The terminal will be built out over the next 15-20 years and will increase container capacity by 200 percent. Construction started two years ago, after a lengthy debate over the environmental and community impact of the project. Nancy Edmonson is the mayor of Shoreacres, a small community about a mile up the road from Bayport. She says residents worried about the noise, traffic, pollution and impact on property values.
“And over the last two years since construction started, all of our worst fears are coming true. This past year when we got our property values from Harris County Appraisal District was the first time we’ve ever had a drop in property values.”
The Port of Houston Authority has purchased hundreds of acres of wetlands to help mitigate the environmental impact of construction, and Vincent says they’re attempting to make Bayport as unobtrusive as possible to the surrounding communities.
“We have worked very hard with the social impacts to minimize the impact on the community. From our master plan, we relocated certain parts because there were complaints that it might bring truck traffic too close say to the little village of El Jardin. We’ve moved those facilities. We’re constructing the berms at the cost of many, many millions of dollars to try to isolate, both visually and sound, from the communities to the south and to the east.”
But Edmondson says most of the mitigation efforts are to the south and east, and her community is to the north where the noise and dust floats across the bay, directly through her neighborhood.

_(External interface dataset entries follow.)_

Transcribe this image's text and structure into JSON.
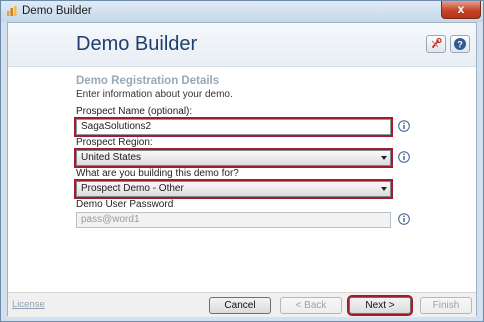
{
  "window": {
    "title": "Demo Builder",
    "close_glyph": "x"
  },
  "header": {
    "title": "Demo Builder",
    "brand_color": "#1f3f6f"
  },
  "section": {
    "title": "Demo Registration Details",
    "description": "Enter information about your demo."
  },
  "fields": {
    "prospect_name": {
      "label": "Prospect Name (optional):",
      "value": "SagaSolutions2"
    },
    "prospect_region": {
      "label": "Prospect Region:",
      "value": "United States"
    },
    "demo_purpose": {
      "label": "What are you building this demo for?",
      "value": "Prospect Demo - Other"
    },
    "demo_password": {
      "label": "Demo User Password",
      "value": "pass@word1"
    }
  },
  "footer": {
    "license_link": "License",
    "cancel": "Cancel",
    "back": "< Back",
    "next": "Next >",
    "finish": "Finish"
  },
  "colors": {
    "highlight": "#a31c2b",
    "info_icon": "#3d5f8c"
  }
}
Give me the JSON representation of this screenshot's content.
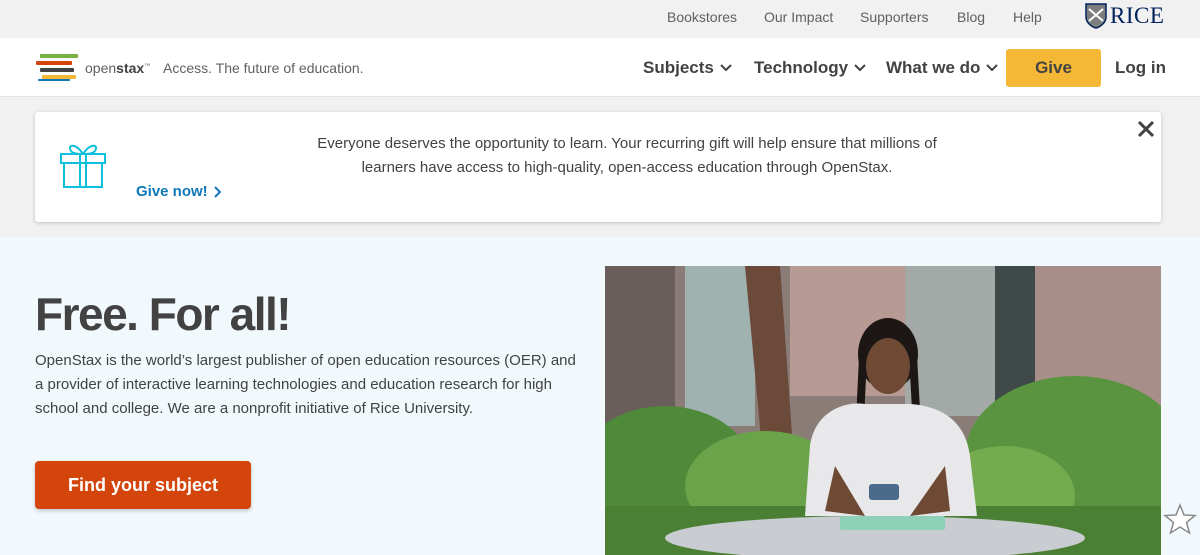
{
  "util": {
    "links": [
      "Bookstores",
      "Our Impact",
      "Supporters",
      "Blog",
      "Help"
    ],
    "rice_logo": "RICE"
  },
  "nav": {
    "brand_prefix": "open",
    "brand_bold": "stax",
    "brand_tm": "™",
    "tagline": "Access. The future of education.",
    "items": [
      "Subjects",
      "Technology",
      "What we do"
    ],
    "give": "Give",
    "login": "Log in"
  },
  "banner": {
    "text": "Everyone deserves the opportunity to learn. Your recurring gift will help ensure that millions of learners have access to high-quality, open-access education through OpenStax.",
    "give_now": "Give now!",
    "icons": [
      "gift-icon",
      "chevron-right-icon",
      "close-icon"
    ]
  },
  "hero": {
    "title": "Free. For all!",
    "body": "OpenStax is the world’s largest publisher of open education resources (OER) and a provider of interactive learning technologies and education research for high school and college. We are a nonprofit initiative of Rice University.",
    "cta": "Find your subject"
  },
  "colors": {
    "give_yellow": "#f4b736",
    "cta_orange": "#d4450c",
    "link_blue": "#0e78b8",
    "gift_teal": "#0dc0dc",
    "hero_bg": "#f1f9fc"
  }
}
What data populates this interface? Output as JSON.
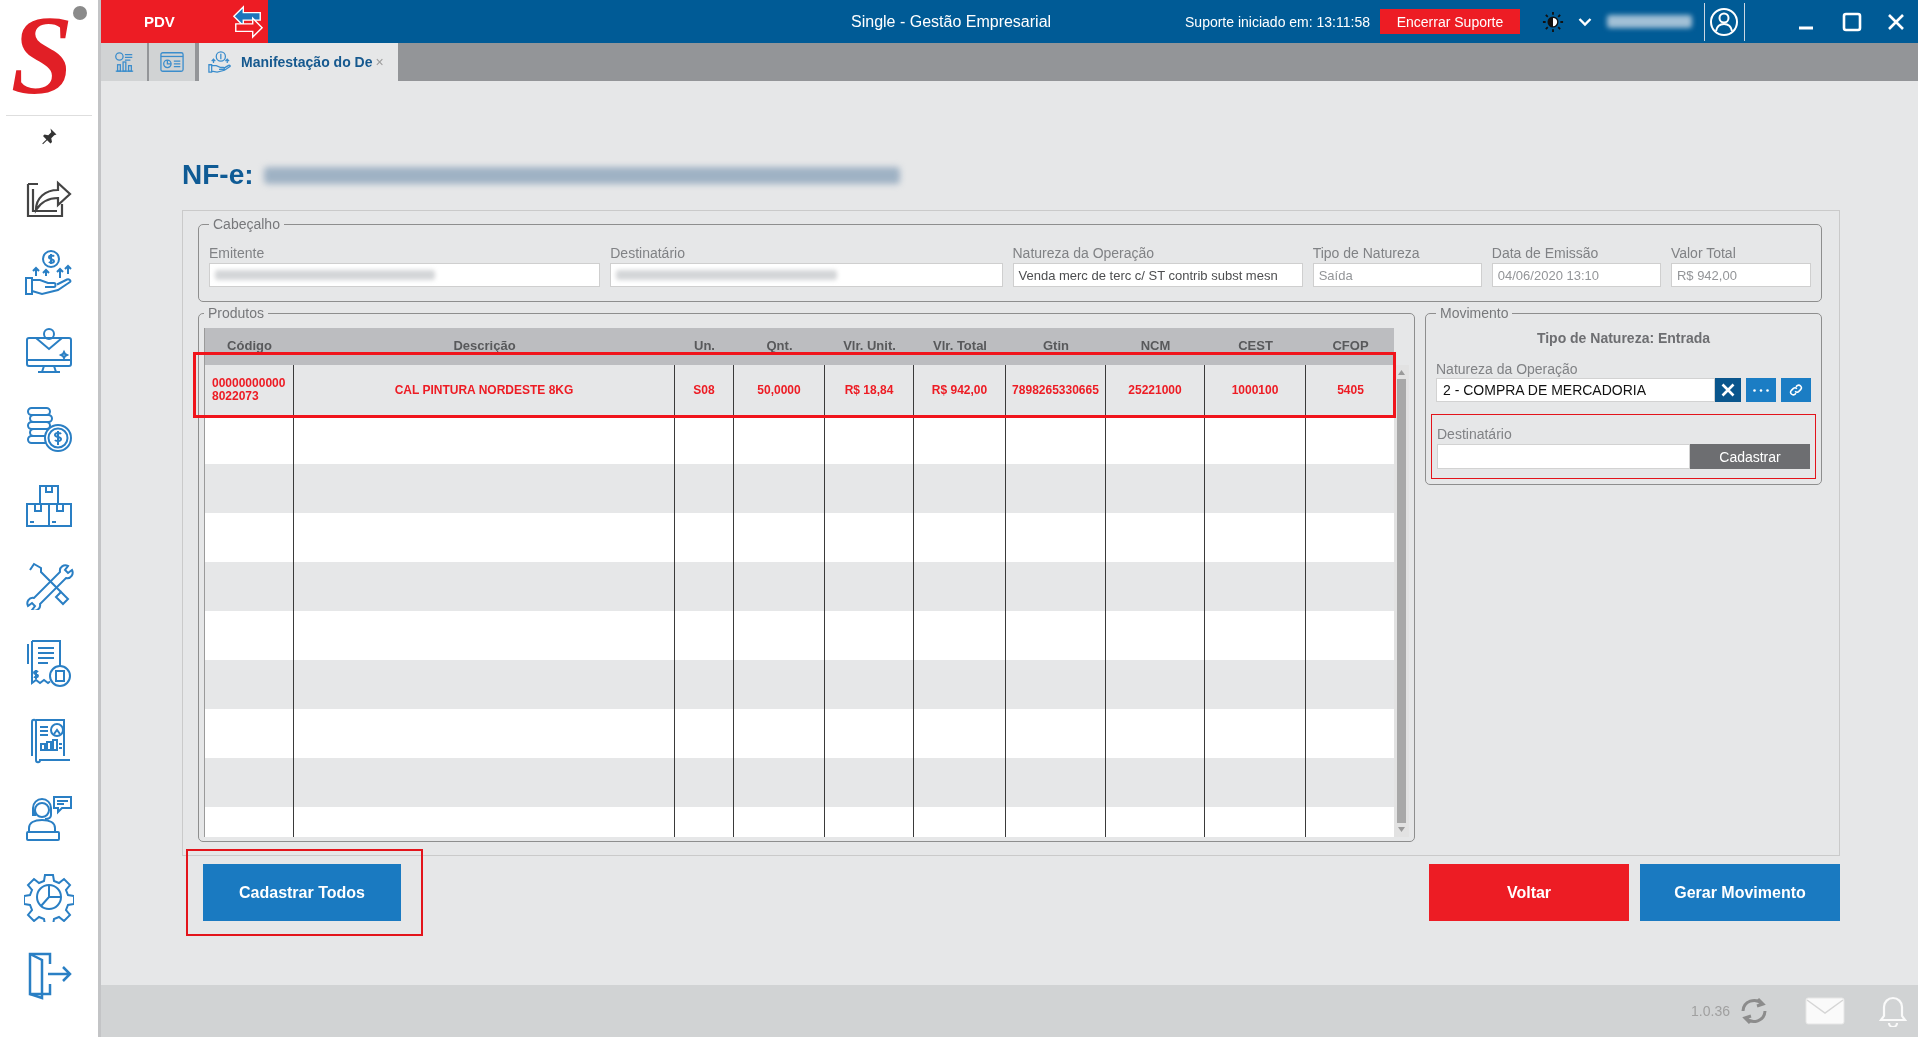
{
  "logo": {
    "letter": "S"
  },
  "app_bar": {
    "pdv_label": "PDV",
    "title": "Single - Gestão Empresarial",
    "support_status": "Suporte iniciado em: 13:11:58",
    "end_support_button": "Encerrar Suporte",
    "user_name_redacted": true
  },
  "tabs": [
    {
      "kind": "report",
      "selected": false
    },
    {
      "kind": "dashboard",
      "selected": false
    },
    {
      "kind": "finance",
      "label": "Manifestação do De",
      "close": "×",
      "selected": true
    }
  ],
  "document": {
    "label": "NF-e:",
    "number_redacted": true
  },
  "header_section": {
    "legend": "Cabeçalho",
    "fields": [
      {
        "label": "Emitente",
        "redacted": true,
        "disabled": true
      },
      {
        "label": "Destinatário",
        "redacted": true,
        "disabled": true
      },
      {
        "label": "Natureza da Operação",
        "value": "Venda merc de terc c/ ST contrib subst mesn",
        "disabled": false
      },
      {
        "label": "Tipo de Natureza",
        "value": "Saída",
        "disabled": true
      },
      {
        "label": "Data de Emissão",
        "value": "04/06/2020 13:10",
        "disabled": true
      },
      {
        "label": "Valor Total",
        "value": "R$ 942,00",
        "disabled": true
      }
    ]
  },
  "products": {
    "legend": "Produtos",
    "columns": [
      "Código",
      "Descrição",
      "Un.",
      "Qnt.",
      "Vlr. Unit.",
      "Vlr. Total",
      "Gtin",
      "NCM",
      "CEST",
      "CFOP"
    ],
    "rows": [
      {
        "cells": [
          "000000000008022073",
          "CAL PINTURA NORDESTE 8KG",
          "S08",
          "50,0000",
          "R$ 18,84",
          "R$ 942,00",
          "7898265330665",
          "25221000",
          "1000100",
          "5405"
        ],
        "not_registered": true,
        "highlighted": true
      }
    ]
  },
  "movement": {
    "legend": "Movimento",
    "nature_type": "Tipo de Natureza: Entrada",
    "operation": {
      "label": "Natureza da Operação",
      "value": "2 - COMPRA DE MERCADORIA"
    },
    "recipient": {
      "label": "Destinatário",
      "button": "Cadastrar",
      "highlighted": true
    }
  },
  "actions": {
    "register_all": {
      "label": "Cadastrar Todos",
      "highlighted": true
    },
    "back": {
      "label": "Voltar"
    },
    "generate": {
      "label": "Gerar Movimento"
    }
  },
  "status_bar": {
    "version": "1.0.36"
  }
}
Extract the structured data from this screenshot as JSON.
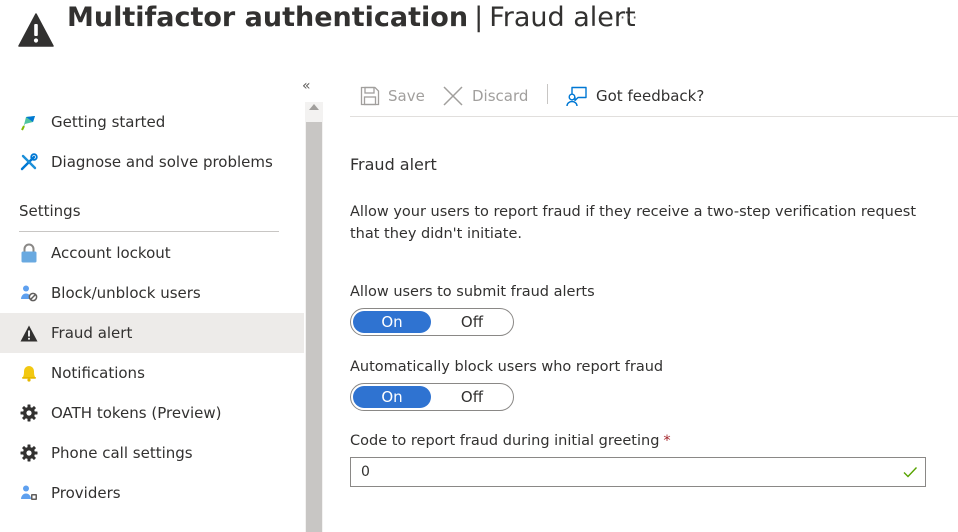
{
  "header": {
    "title": "Multifactor authentication",
    "separator": "|",
    "subtitle": "Fraud alert",
    "more": "···",
    "icon": "warning-icon"
  },
  "sidebar": {
    "collapse": "«",
    "items": [
      {
        "label": "Getting started",
        "icon": "quickstart-icon"
      },
      {
        "label": "Diagnose and solve problems",
        "icon": "wrench-icon"
      },
      {
        "label": "Account lockout",
        "icon": "lock-icon"
      },
      {
        "label": "Block/unblock users",
        "icon": "block-user-icon"
      },
      {
        "label": "Fraud alert",
        "icon": "warning-icon",
        "selected": true
      },
      {
        "label": "Notifications",
        "icon": "bell-icon"
      },
      {
        "label": "OATH tokens (Preview)",
        "icon": "gear-icon"
      },
      {
        "label": "Phone call settings",
        "icon": "gear-icon"
      },
      {
        "label": "Providers",
        "icon": "provider-icon"
      }
    ],
    "section_header": "Settings"
  },
  "toolbar": {
    "save_label": "Save",
    "discard_label": "Discard",
    "feedback_label": "Got feedback?"
  },
  "content": {
    "title": "Fraud alert",
    "description": "Allow your users to report fraud if they receive a two-step verification request that they didn't initiate.",
    "allow_submit": {
      "label": "Allow users to submit fraud alerts",
      "on_label": "On",
      "off_label": "Off",
      "value": "On"
    },
    "auto_block": {
      "label": "Automatically block users who report fraud",
      "on_label": "On",
      "off_label": "Off",
      "value": "On"
    },
    "code": {
      "label": "Code to report fraud during initial greeting",
      "required_marker": "*",
      "value": "0"
    }
  },
  "colors": {
    "accent": "#2f73d1",
    "selected_bg": "#edebe9",
    "warning_icon": "#323130",
    "bell": "#f2c811",
    "valid_check": "#57a300",
    "required": "#a4262c"
  }
}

“Unfortunately, we have very little recourse. We can attempt to work with them, but the Port of Houston does not have a good reputation of working with its other neighbors. Unfortunately that’s the reason we oppose them so much, because we are afraid — they’ve never been a good neighbor before, why do we think they would start now? And in fact, they have not.”
Port officials say the noise and dust levels comply with strict environmental requirements and they add a project of this magnitude will never please everyone. Laurie Johnson Houston Public Radio News.